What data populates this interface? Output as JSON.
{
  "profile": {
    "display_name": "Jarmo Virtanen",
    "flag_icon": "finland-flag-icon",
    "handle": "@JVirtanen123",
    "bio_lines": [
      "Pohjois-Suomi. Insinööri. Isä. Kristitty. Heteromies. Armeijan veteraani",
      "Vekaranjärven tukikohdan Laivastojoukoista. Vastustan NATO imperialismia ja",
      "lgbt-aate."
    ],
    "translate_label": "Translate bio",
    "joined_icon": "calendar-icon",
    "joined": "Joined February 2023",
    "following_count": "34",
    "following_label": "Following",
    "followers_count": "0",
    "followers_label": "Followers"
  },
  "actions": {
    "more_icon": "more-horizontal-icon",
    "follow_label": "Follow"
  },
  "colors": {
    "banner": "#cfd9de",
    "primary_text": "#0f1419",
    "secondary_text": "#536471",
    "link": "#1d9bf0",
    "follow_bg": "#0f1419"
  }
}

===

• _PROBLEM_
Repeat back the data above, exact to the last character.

• _EXERCISE ANSWER_
What data populates this interface? Output as JSON.
{
  "profile": {
    "display_name": "Jarmo Virtanen",
    "flag_icon": "finland-flag-icon",
    "handle": "@JVirtanen123",
    "bio_lines": [
      "Pohjois-Suomi. Insinööri. Isä. Kristitty. Heteromies. Armeijan veteraani",
      "Vekaranjärven tukikohdan Laivastojoukoista. Vastustan NATO imperialismia ja",
      "lgbt-aate."
    ],
    "translate_label": "Translate bio",
    "joined_icon": "calendar-icon",
    "joined": "Joined February 2023",
    "following_count": "34",
    "following_label": "Following",
    "followers_count": "0",
    "followers_label": "Followers"
  },
  "actions": {
    "more_icon": "more-horizontal-icon",
    "follow_label": "Follow"
  },
  "colors": {
    "banner": "#cfd9de",
    "primary_text": "#0f1419",
    "secondary_text": "#536471",
    "link": "#1d9bf0",
    "follow_bg": "#0f1419"
  }
}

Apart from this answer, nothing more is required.